Solutions

National Security

  • Getting to Know Military Caregivers and Their Needs

    There are millions of military caregivers—wives, husbands, siblings, parents, and friends—caring for U.S. service members and veterans who are wounded, ill, or injured. These caregivers help their loved ones live better-quality lives, but their own needs may go unmet.

  • Lightening Body Armor

    Soldiers serving in Afghanistan regularly marched carrying more than 100 pounds of arms and equipment. Approximately one third of that burden is body armor. How can the weight of body armor be reduced without risking the lives of the soldiers it protects?

  • Dispersing War Reserve Materiel

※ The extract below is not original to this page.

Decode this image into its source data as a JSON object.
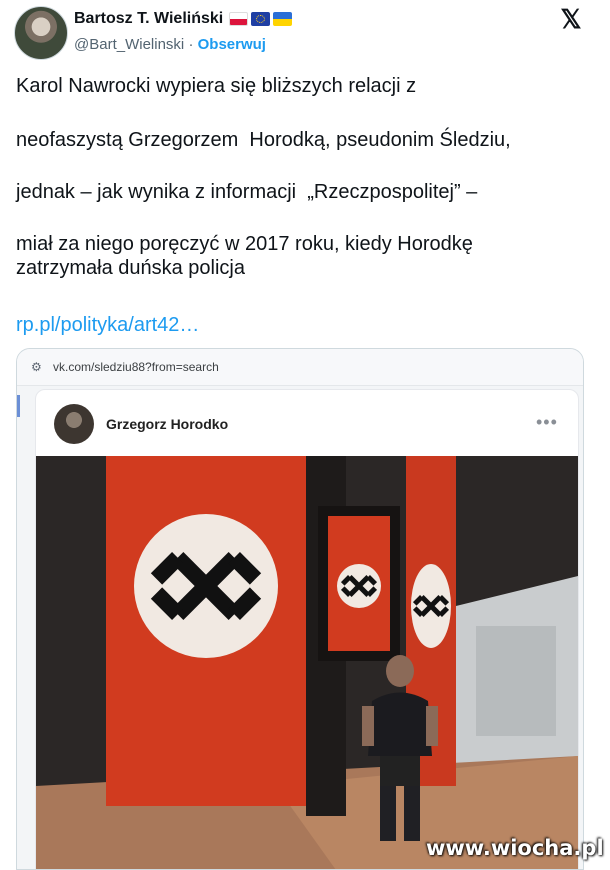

    Prepositioning of war reserve materiel is essential to rapid deployment of U.S. forces, but the existing centralized storage posture is not well suited to unpredictable deployments. Would dispersed storage be a better option?

  • Addressing the Invisible Wounds of War

    Before 2007, little was known about how the availability of behavioral health services compared with the need among returning troops—or about the consequences to the nation if these needs were not met.

  • Replacing the C-130E

    The C-130 fleet performs critical air mobility functions for the nation, but part of that fleet is at risk from age-related factors. Which alternative aircraft would provide the required performance at lowest cost?

  • Managing Escalation in Crisis and War

    The risks of military escalation are more diverse today than during the Cold War. What steps can policymakers take to help prevent escalation in military confrontations and wars?

  • Measuring Troop Deployments to Iraq and Afghanistan

    How "big" were the wars in Iraq and Afghanistan? To prepare for future conflicts, the U.S. Army needed to know exactly how far it extended itself in Operation Iraqi Freedom (OIF) and Operation Enduring Freedom (OEF).